The European Union’s 2009 Renewable Energy Directive delegated to privately run ‘voluntary schemes’ the task of monitoring biomass production sites and ensuring their compliance with the Directive’s sustainability requirements. This chapter assesses the consequences of the Commission’s delegation for the administrative governance architectures of non-state sustainable biofuel standards operating outside the EU, focusing in particular on the effects this governance interaction has on the involvement of vulnerable stakeholders in the governance of sustainable biofuels. Utilizing the Transnational Business Governance Interactions framework complemented by the theory of governance assemblages, this research provides a meso-level analysis of the character and effects of the EU’s interaction with non-state governance schemes. Drawing on the Commission’s assessment reports of the voluntary schemes with which it works, the chapter concludes that the Commission has avoided its role in reviewing the transparency of these non-state bodies, thereby stimulating the growth of a field of sustainability governance with decreasing levels of accountability and accessibility for vulnerable stakeholders.
Sustainability standards, biofuel, Renewable Energy Directive, transnational private regulation, accountability, assemblages
Business Organizations Law | Energy and Utilities Law | Environmental Law | Sustainability | Transnational Law

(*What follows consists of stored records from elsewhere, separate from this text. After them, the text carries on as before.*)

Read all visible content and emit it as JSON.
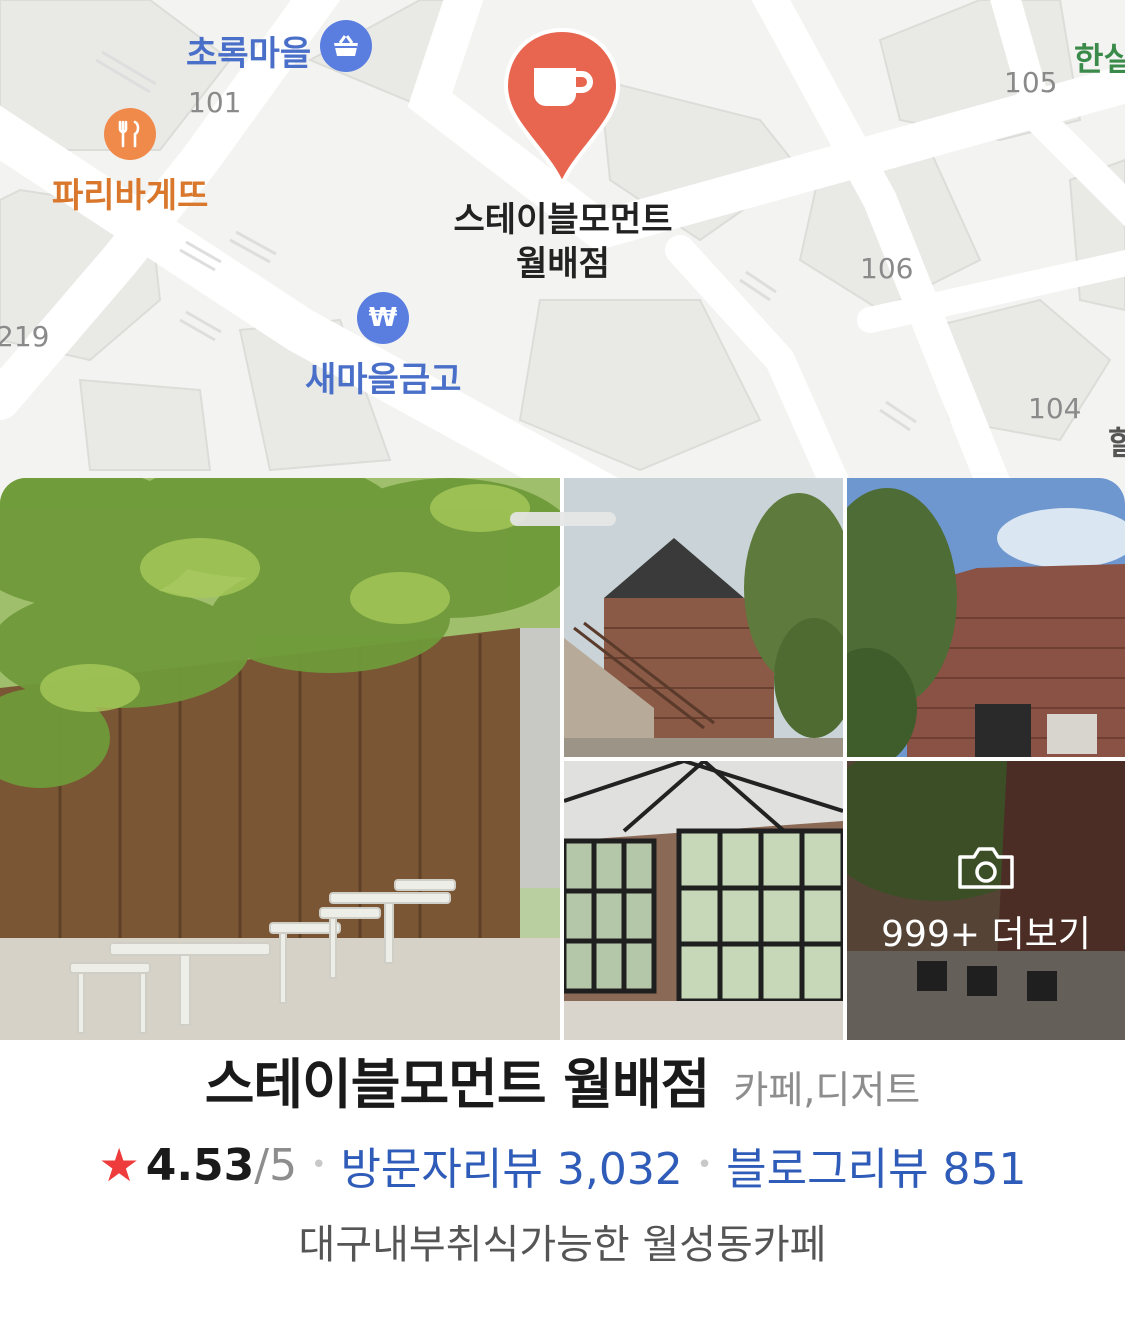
{
  "map": {
    "selected_place_label_line1": "스테이블모먼트",
    "selected_place_label_line2": "월배점",
    "selected_pin_icon": "coffee-cup-icon",
    "pin_color": "#e8654f",
    "pois": [
      {
        "label": "초록마을",
        "icon": "shopping-basket-icon",
        "color": "#4a6fc9"
      },
      {
        "label": "파리바게뜨",
        "icon": "fork-knife-icon",
        "color": "#d9782d"
      },
      {
        "label": "새마을금고",
        "icon": "won-currency-icon",
        "color": "#4a6fc9"
      }
    ],
    "numbers": [
      "101",
      "105",
      "106",
      "104",
      "219"
    ],
    "edge_labels": [
      "한실",
      "할"
    ]
  },
  "gallery": {
    "more_label": "999+ 더보기",
    "more_icon": "camera-icon"
  },
  "place": {
    "name": "스테이블모먼트 월배점",
    "category": "카페,디저트",
    "rating": "4.53",
    "rating_max": "/5",
    "visitor_reviews": "방문자리뷰 3,032",
    "blog_reviews": "블로그리뷰 851",
    "description": "대구내부취식가능한 월성동카페"
  },
  "colors": {
    "link": "#2f5cb8",
    "star": "#ee3b3b"
  }
}
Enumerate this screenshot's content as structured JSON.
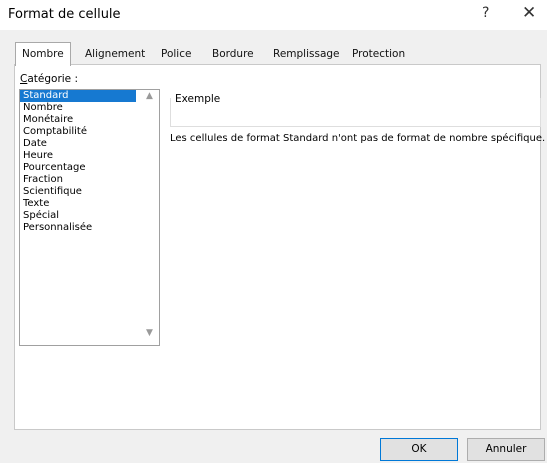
{
  "dialog": {
    "title": "Format de cellule",
    "help_label": "?",
    "close_label": "✕"
  },
  "tabs": [
    {
      "label": "Nombre",
      "active": true
    },
    {
      "label": "Alignement",
      "active": false
    },
    {
      "label": "Police",
      "active": false
    },
    {
      "label": "Bordure",
      "active": false
    },
    {
      "label": "Remplissage",
      "active": false
    },
    {
      "label": "Protection",
      "active": false
    }
  ],
  "category": {
    "label_accel": "C",
    "label_rest": "atégorie :",
    "items": [
      {
        "label": "Standard",
        "selected": true
      },
      {
        "label": "Nombre",
        "selected": false
      },
      {
        "label": "Monétaire",
        "selected": false
      },
      {
        "label": "Comptabilité",
        "selected": false
      },
      {
        "label": "Date",
        "selected": false
      },
      {
        "label": "Heure",
        "selected": false
      },
      {
        "label": "Pourcentage",
        "selected": false
      },
      {
        "label": "Fraction",
        "selected": false
      },
      {
        "label": "Scientifique",
        "selected": false
      },
      {
        "label": "Texte",
        "selected": false
      },
      {
        "label": "Spécial",
        "selected": false
      },
      {
        "label": "Personnalisée",
        "selected": false
      }
    ]
  },
  "sample": {
    "label": "Exemple",
    "value": ""
  },
  "description": "Les cellules de format Standard n'ont pas de format de nombre spécifique.",
  "buttons": {
    "ok": "OK",
    "cancel": "Annuler"
  },
  "colors": {
    "selection": "#1679d1",
    "ok_border": "#0078d7"
  }
}
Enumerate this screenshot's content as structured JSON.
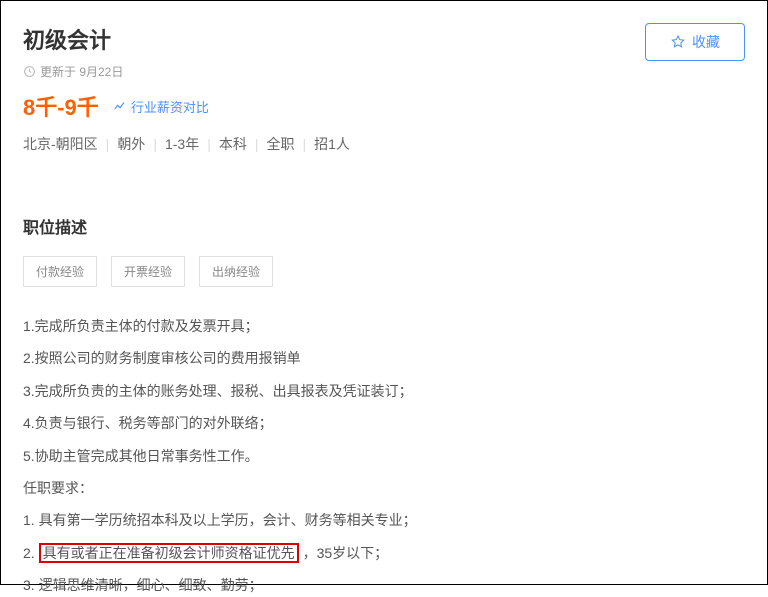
{
  "job_title": "初级会计",
  "update_text": "更新于 9月22日",
  "salary": "8千-9千",
  "compare_link": "行业薪资对比",
  "meta": {
    "location": "北京-朝阳区",
    "area": "朝外",
    "experience": "1-3年",
    "education": "本科",
    "job_type": "全职",
    "headcount": "招1人"
  },
  "favorite_label": "收藏",
  "section_title": "职位描述",
  "tags": [
    "付款经验",
    "开票经验",
    "出纳经验"
  ],
  "responsibilities": [
    "1.完成所负责主体的付款及发票开具；",
    "2.按照公司的财务制度审核公司的费用报销单",
    "3.完成所负责的主体的账务处理、报税、出具报表及凭证装订；",
    "4.负责与银行、税务等部门的对外联络；",
    "5.协助主管完成其他日常事务性工作。"
  ],
  "requirements_title": "任职要求：",
  "requirements": [
    {
      "prefix": "1. ",
      "text": "具有第一学历统招本科及以上学历，会计、财务等相关专业；"
    },
    {
      "prefix": "2. ",
      "highlight": "具有或者正在准备初级会计师资格证优先",
      "suffix": "，35岁以下；"
    },
    {
      "prefix": "3. ",
      "text": "逻辑思维清晰，细心、细致、勤劳；"
    }
  ]
}
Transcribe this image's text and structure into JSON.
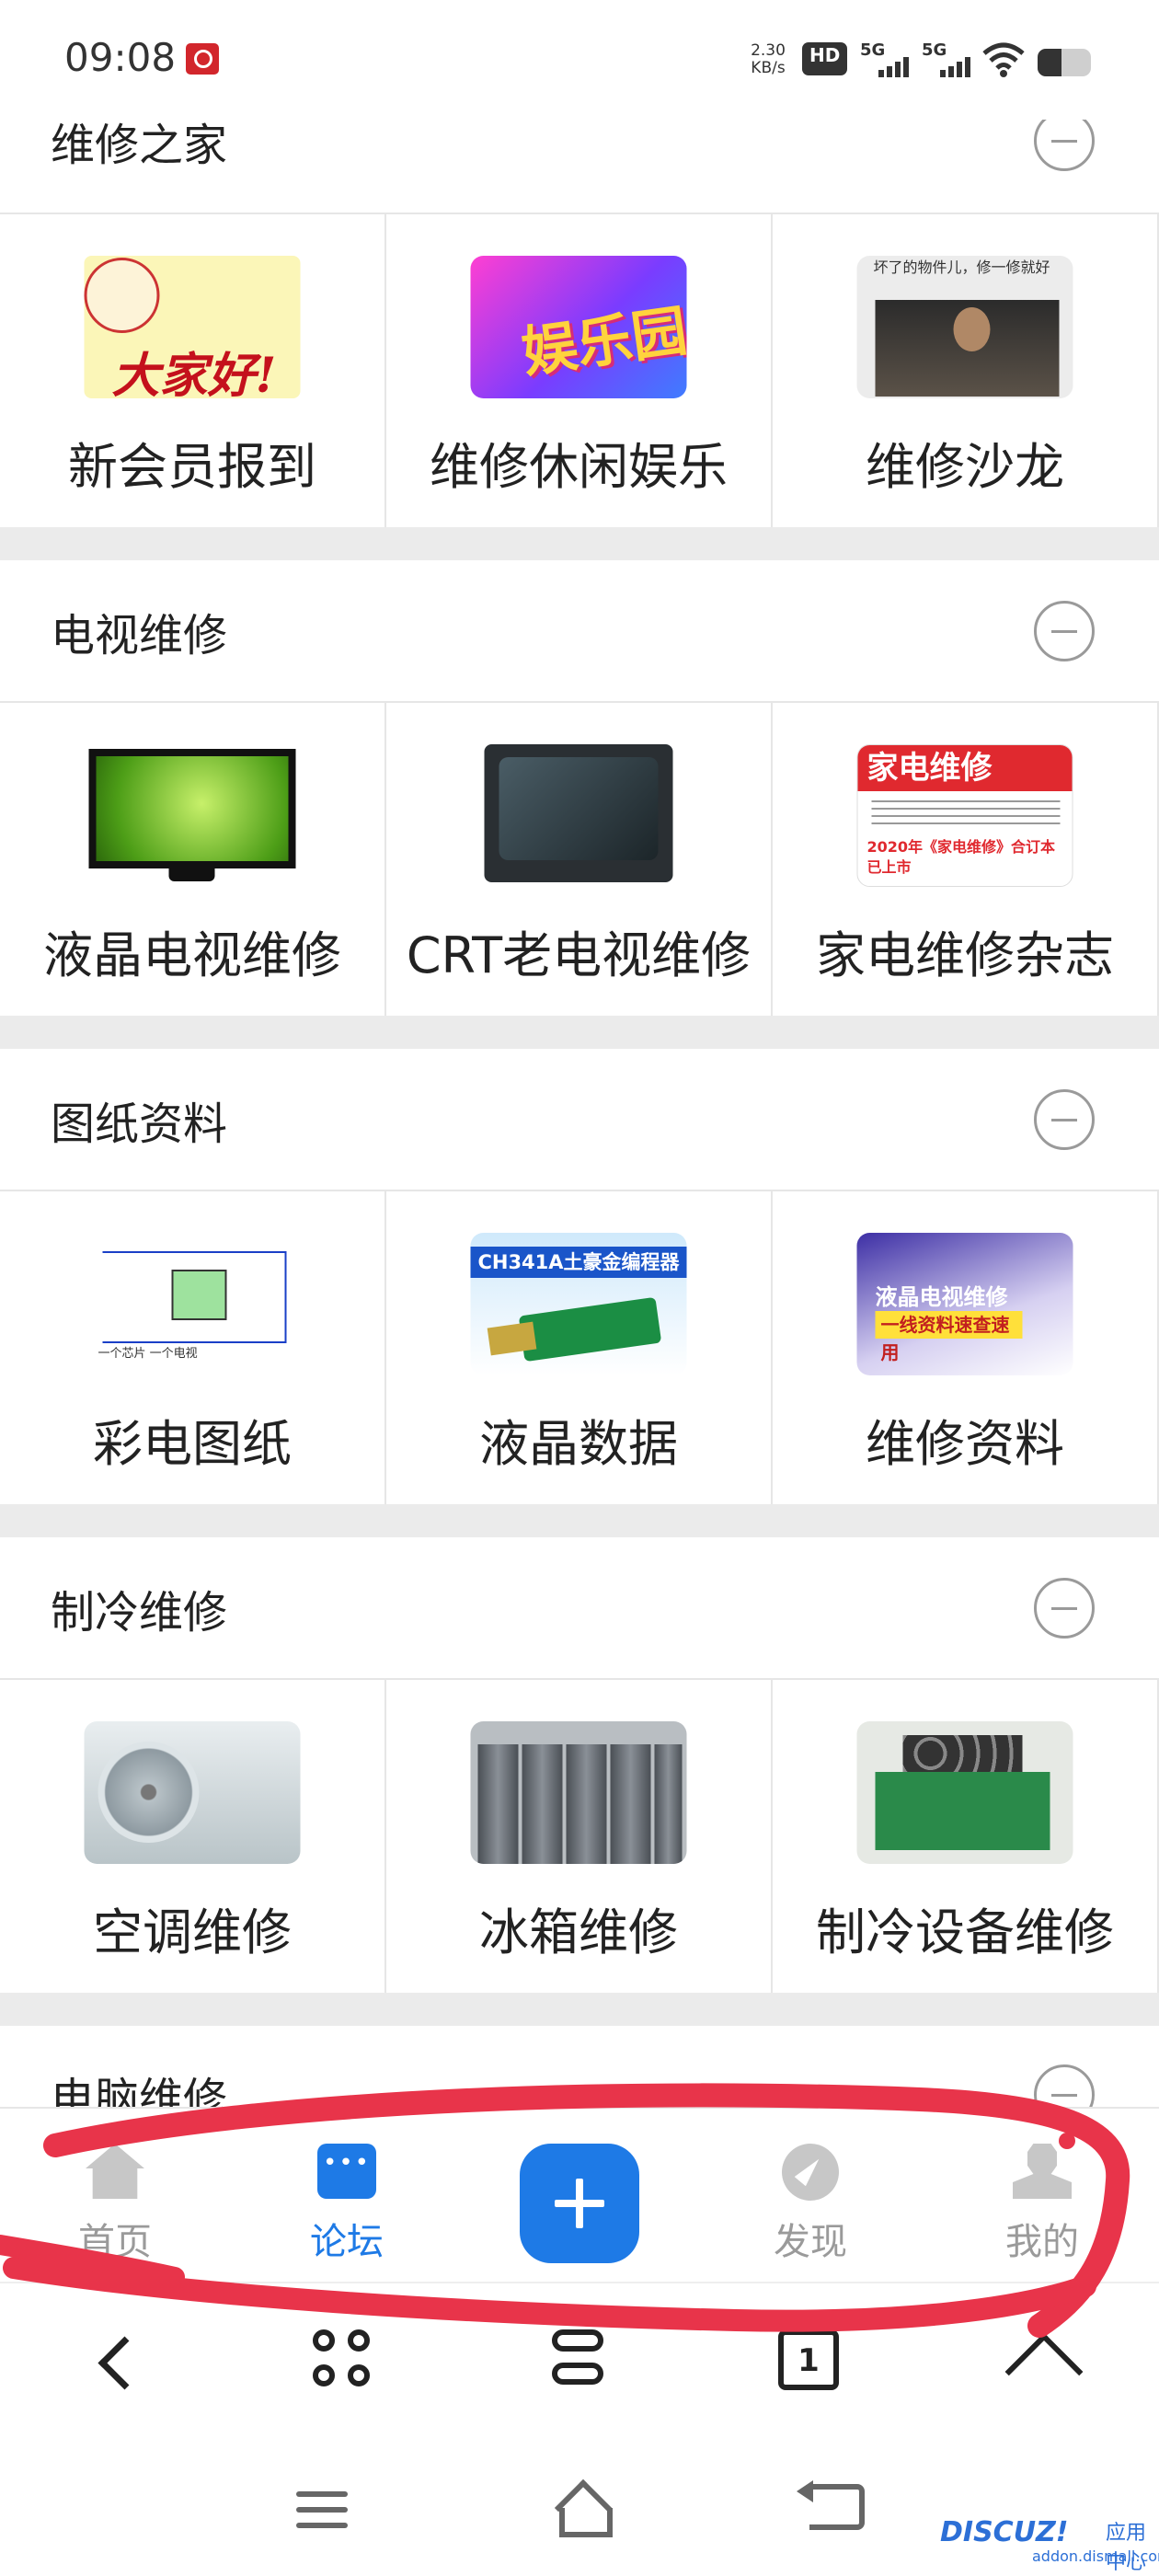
{
  "status_bar": {
    "time": "09:08",
    "net_speed_value": "2.30",
    "net_speed_unit": "KB/s",
    "hd_label": "HD",
    "sim1_label": "5G",
    "sim2_label": "5G"
  },
  "sections": [
    {
      "title": "维修之家",
      "items": [
        {
          "label": "新会员报到",
          "image_text": "大家好!"
        },
        {
          "label": "维修休闲娱乐",
          "image_text": "娱乐园"
        },
        {
          "label": "维修沙龙",
          "image_text": "坏了的物件儿，修一修就好"
        }
      ]
    },
    {
      "title": "电视维修",
      "items": [
        {
          "label": "液晶电视维修"
        },
        {
          "label": "CRT老电视维修"
        },
        {
          "label": "家电维修杂志",
          "image_text": "家电维修",
          "image_subtext": "2020年《家电维修》合订本已上市"
        }
      ]
    },
    {
      "title": "图纸资料",
      "items": [
        {
          "label": "彩电图纸",
          "image_text": "一个芯片 一个电视"
        },
        {
          "label": "液晶数据",
          "image_text": "CH341A土豪金编程器"
        },
        {
          "label": "维修资料",
          "image_text": "液晶电视维修",
          "image_subtext": "一线资料速查速用"
        }
      ]
    },
    {
      "title": "制冷维修",
      "items": [
        {
          "label": "空调维修"
        },
        {
          "label": "冰箱维修"
        },
        {
          "label": "制冷设备维修"
        }
      ]
    }
  ],
  "partial_section_title": "电脑维修",
  "tab_bar": {
    "items": [
      {
        "label": "首页",
        "icon": "home-icon"
      },
      {
        "label": "论坛",
        "icon": "forum-icon",
        "active": true
      },
      {
        "label": "",
        "icon": "plus-icon"
      },
      {
        "label": "发现",
        "icon": "compass-icon"
      },
      {
        "label": "我的",
        "icon": "user-icon"
      }
    ]
  },
  "browser_toolbar": {
    "tab_count": "1"
  },
  "watermark": {
    "logo": "DISCUZ!",
    "sub": "应用中心",
    "url": "addon.dismall.com"
  },
  "colors": {
    "accent": "#1e7ae6",
    "annotation": "#e8344a",
    "divider": "#ebebeb"
  }
}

Paiement, Phillip, "Transnational Delegation, Accountability and the Administrative Governance of Biofuel Standards" (2018). Transnational Business Governance Interactions Working Papers. 28.